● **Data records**
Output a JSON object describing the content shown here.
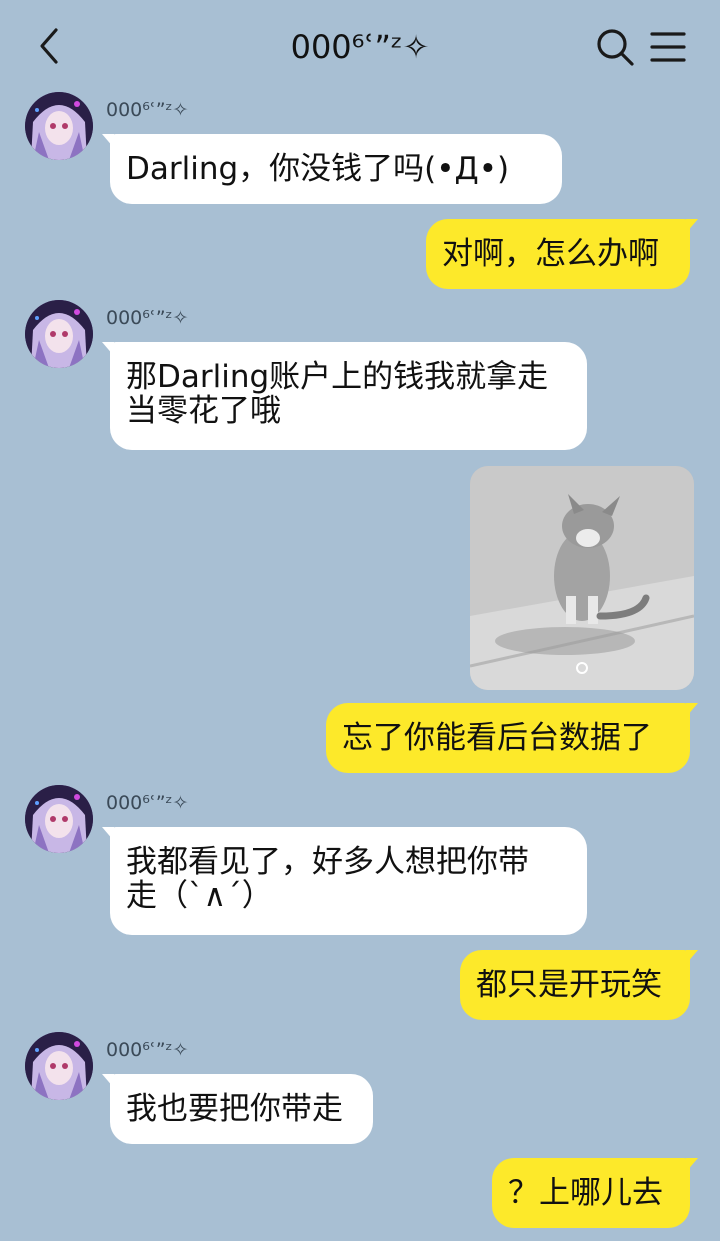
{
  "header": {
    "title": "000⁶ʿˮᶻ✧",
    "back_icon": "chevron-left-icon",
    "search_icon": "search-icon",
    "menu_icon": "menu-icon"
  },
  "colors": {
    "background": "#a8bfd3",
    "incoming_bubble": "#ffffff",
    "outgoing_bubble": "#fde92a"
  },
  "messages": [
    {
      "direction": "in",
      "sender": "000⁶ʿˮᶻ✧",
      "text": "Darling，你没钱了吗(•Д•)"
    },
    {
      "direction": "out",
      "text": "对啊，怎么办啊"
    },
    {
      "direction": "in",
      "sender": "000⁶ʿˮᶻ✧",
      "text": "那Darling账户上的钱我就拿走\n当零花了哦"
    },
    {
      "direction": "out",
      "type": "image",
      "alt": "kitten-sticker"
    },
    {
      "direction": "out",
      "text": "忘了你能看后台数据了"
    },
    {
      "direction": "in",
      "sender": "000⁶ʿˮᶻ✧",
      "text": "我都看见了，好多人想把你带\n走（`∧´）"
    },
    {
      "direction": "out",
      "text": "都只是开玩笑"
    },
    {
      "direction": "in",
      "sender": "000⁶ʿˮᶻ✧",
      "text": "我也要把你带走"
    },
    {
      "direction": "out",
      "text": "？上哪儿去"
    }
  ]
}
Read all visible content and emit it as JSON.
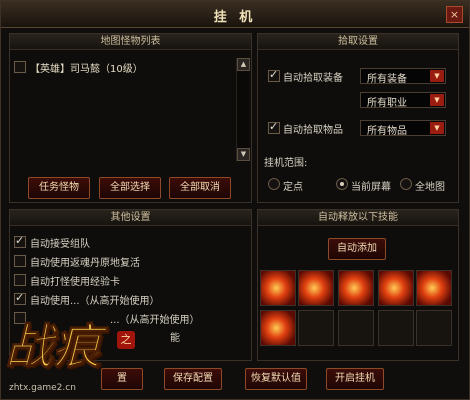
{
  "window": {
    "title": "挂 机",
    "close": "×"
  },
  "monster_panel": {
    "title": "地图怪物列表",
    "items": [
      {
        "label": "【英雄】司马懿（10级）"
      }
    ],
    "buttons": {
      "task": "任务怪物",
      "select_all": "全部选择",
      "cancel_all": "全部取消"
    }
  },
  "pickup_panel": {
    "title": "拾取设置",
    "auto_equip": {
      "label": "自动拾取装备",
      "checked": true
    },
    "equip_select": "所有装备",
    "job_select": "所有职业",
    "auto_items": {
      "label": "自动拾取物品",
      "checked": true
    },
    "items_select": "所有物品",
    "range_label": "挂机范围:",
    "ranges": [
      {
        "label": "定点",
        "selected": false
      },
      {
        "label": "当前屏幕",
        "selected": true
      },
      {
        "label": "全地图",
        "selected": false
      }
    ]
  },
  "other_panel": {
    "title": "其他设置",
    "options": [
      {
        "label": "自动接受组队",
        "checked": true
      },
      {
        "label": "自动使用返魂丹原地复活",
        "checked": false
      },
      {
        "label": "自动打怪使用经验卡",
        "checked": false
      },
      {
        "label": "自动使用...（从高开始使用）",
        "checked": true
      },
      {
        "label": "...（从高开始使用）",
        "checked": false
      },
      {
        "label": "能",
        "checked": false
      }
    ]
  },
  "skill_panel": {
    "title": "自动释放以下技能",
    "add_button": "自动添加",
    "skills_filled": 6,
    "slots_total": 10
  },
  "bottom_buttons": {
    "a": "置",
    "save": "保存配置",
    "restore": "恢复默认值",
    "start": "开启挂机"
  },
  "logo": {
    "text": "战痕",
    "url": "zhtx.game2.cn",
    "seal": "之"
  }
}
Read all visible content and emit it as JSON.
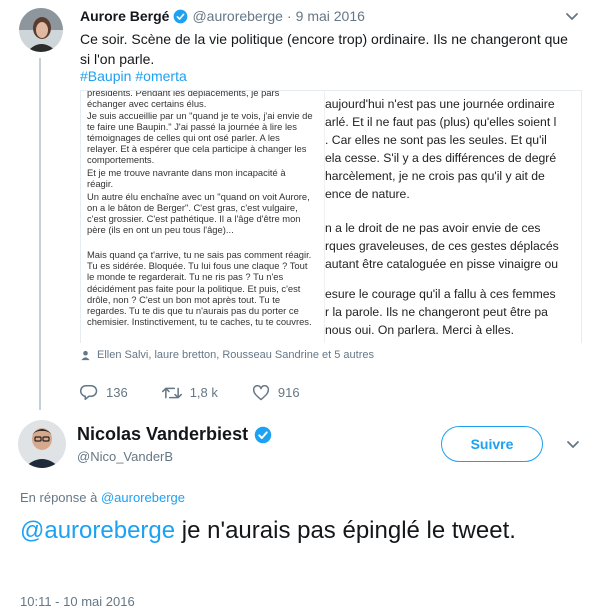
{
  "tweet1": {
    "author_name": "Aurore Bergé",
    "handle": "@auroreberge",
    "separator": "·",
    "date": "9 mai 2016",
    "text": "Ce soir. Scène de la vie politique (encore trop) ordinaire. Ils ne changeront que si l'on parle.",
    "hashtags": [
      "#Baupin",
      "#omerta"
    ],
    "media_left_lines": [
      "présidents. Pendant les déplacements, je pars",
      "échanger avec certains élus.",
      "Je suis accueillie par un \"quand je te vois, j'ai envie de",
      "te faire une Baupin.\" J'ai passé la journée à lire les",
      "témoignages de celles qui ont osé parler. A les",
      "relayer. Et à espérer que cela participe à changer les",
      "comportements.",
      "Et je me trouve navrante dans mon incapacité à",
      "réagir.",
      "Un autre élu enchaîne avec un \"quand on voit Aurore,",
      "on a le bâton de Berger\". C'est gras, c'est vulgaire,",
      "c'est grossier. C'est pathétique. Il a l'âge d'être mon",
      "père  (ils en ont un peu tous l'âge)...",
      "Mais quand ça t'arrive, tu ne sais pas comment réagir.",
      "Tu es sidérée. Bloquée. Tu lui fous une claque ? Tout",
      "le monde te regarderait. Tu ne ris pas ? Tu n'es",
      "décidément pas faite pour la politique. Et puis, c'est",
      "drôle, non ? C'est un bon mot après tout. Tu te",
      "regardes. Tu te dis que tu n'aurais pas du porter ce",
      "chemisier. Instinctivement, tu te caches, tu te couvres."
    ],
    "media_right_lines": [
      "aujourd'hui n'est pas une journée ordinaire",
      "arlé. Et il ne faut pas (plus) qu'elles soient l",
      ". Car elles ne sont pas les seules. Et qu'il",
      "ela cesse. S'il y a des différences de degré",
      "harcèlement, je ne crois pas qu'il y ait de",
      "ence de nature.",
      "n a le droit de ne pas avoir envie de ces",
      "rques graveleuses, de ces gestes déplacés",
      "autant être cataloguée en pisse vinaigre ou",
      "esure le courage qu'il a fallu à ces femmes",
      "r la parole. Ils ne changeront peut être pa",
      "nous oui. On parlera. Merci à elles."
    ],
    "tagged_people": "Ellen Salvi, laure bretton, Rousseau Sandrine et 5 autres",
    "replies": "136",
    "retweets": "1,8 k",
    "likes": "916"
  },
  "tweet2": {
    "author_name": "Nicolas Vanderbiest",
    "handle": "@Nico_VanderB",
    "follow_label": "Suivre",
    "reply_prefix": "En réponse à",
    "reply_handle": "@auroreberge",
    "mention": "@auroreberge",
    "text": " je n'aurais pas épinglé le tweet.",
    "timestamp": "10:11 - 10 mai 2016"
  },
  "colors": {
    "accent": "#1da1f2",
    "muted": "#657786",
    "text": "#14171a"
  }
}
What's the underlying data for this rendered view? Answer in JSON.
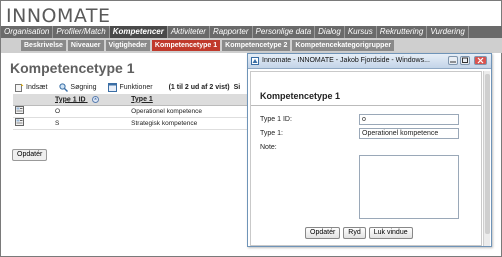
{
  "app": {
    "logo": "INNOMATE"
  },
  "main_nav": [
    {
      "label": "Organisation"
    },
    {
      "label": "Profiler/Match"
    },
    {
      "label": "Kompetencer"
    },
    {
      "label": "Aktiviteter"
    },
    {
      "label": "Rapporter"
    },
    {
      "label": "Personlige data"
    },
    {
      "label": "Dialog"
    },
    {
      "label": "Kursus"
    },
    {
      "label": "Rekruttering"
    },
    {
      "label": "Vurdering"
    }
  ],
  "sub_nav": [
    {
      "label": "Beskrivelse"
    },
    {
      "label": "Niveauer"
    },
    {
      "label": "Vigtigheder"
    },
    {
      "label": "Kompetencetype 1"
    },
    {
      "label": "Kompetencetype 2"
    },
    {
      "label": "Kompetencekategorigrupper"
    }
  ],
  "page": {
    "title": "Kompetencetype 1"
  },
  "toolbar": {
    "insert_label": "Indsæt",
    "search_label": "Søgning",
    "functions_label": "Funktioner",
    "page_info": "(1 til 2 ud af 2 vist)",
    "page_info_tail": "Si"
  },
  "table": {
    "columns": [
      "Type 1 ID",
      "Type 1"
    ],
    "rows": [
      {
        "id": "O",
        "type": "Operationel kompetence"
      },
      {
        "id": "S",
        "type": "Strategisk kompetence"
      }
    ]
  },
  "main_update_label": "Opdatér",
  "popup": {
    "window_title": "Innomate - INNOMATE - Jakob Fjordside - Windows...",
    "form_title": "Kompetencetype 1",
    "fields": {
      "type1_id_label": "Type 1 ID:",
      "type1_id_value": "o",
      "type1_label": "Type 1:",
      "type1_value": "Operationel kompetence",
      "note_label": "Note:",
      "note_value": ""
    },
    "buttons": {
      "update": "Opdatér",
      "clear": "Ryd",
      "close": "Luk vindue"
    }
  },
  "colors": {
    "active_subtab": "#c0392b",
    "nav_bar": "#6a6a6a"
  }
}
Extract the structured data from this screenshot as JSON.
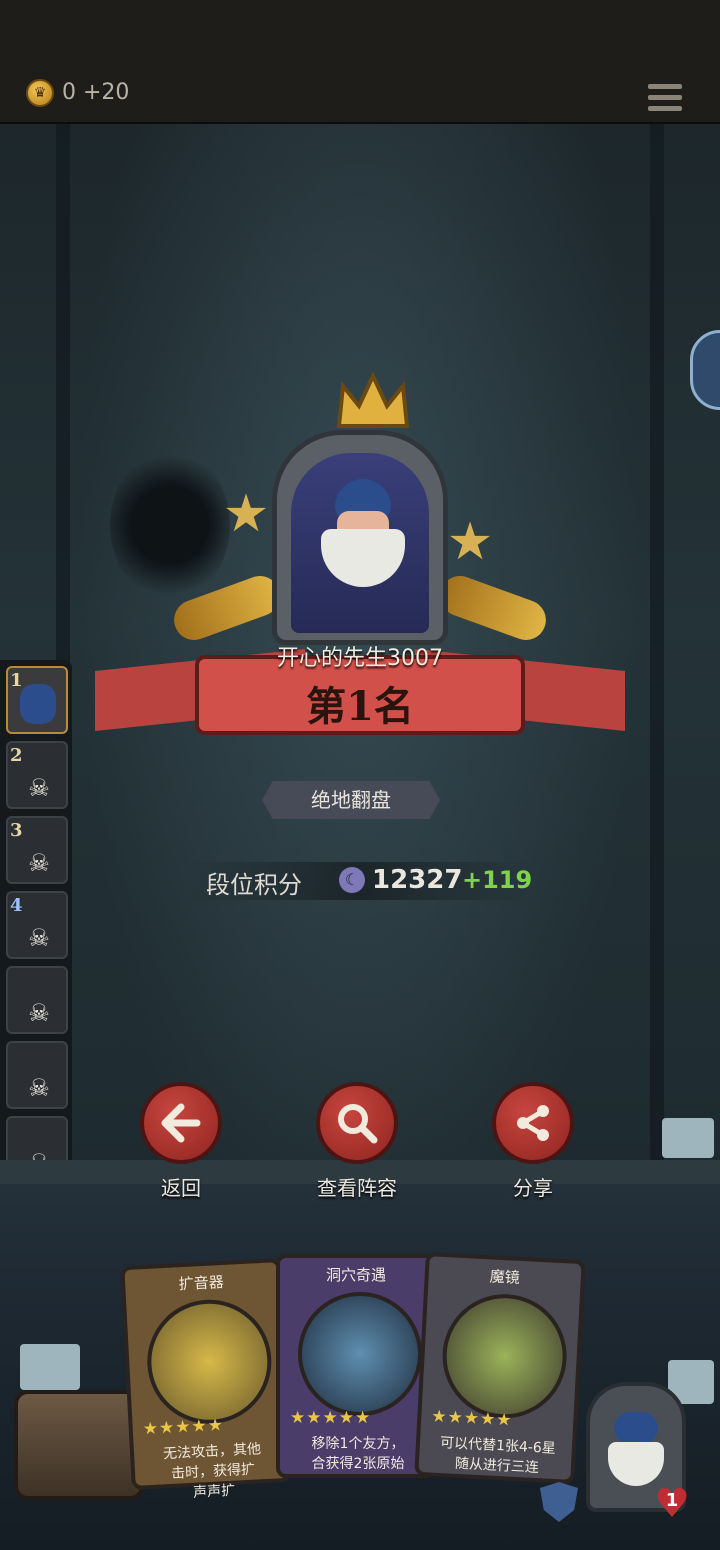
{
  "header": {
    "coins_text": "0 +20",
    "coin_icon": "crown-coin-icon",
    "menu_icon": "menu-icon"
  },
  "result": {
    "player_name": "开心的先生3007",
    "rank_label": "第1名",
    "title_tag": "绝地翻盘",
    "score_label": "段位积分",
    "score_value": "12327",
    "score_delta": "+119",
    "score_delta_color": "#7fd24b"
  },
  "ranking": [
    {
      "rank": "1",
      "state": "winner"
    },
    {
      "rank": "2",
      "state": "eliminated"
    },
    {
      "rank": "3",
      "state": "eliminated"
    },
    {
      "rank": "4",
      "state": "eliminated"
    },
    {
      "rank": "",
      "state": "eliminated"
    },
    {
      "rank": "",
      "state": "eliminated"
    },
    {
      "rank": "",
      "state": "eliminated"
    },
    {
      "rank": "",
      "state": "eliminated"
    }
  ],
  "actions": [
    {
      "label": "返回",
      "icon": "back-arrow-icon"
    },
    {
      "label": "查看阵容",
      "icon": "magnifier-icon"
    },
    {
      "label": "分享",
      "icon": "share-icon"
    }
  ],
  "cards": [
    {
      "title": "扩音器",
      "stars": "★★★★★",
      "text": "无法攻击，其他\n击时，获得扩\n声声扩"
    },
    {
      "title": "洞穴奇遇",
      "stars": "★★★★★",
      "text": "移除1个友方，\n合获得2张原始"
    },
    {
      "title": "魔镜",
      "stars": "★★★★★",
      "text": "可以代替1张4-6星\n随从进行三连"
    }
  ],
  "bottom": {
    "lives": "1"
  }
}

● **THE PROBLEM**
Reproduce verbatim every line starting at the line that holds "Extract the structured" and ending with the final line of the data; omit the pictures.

● **REPLY**
Extract the structured data from this screenshot as JSON.
{
  "header": {
    "coins_text": "0 +20",
    "coin_icon": "crown-coin-icon",
    "menu_icon": "menu-icon"
  },
  "result": {
    "player_name": "开心的先生3007",
    "rank_label": "第1名",
    "title_tag": "绝地翻盘",
    "score_label": "段位积分",
    "score_value": "12327",
    "score_delta": "+119",
    "score_delta_color": "#7fd24b"
  },
  "ranking": [
    {
      "rank": "1",
      "state": "winner"
    },
    {
      "rank": "2",
      "state": "eliminated"
    },
    {
      "rank": "3",
      "state": "eliminated"
    },
    {
      "rank": "4",
      "state": "eliminated"
    },
    {
      "rank": "",
      "state": "eliminated"
    },
    {
      "rank": "",
      "state": "eliminated"
    },
    {
      "rank": "",
      "state": "eliminated"
    },
    {
      "rank": "",
      "state": "eliminated"
    }
  ],
  "actions": [
    {
      "label": "返回",
      "icon": "back-arrow-icon"
    },
    {
      "label": "查看阵容",
      "icon": "magnifier-icon"
    },
    {
      "label": "分享",
      "icon": "share-icon"
    }
  ],
  "cards": [
    {
      "title": "扩音器",
      "stars": "★★★★★",
      "text": "无法攻击，其他\n击时，获得扩\n声声扩"
    },
    {
      "title": "洞穴奇遇",
      "stars": "★★★★★",
      "text": "移除1个友方，\n合获得2张原始"
    },
    {
      "title": "魔镜",
      "stars": "★★★★★",
      "text": "可以代替1张4-6星\n随从进行三连"
    }
  ],
  "bottom": {
    "lives": "1"
  }
}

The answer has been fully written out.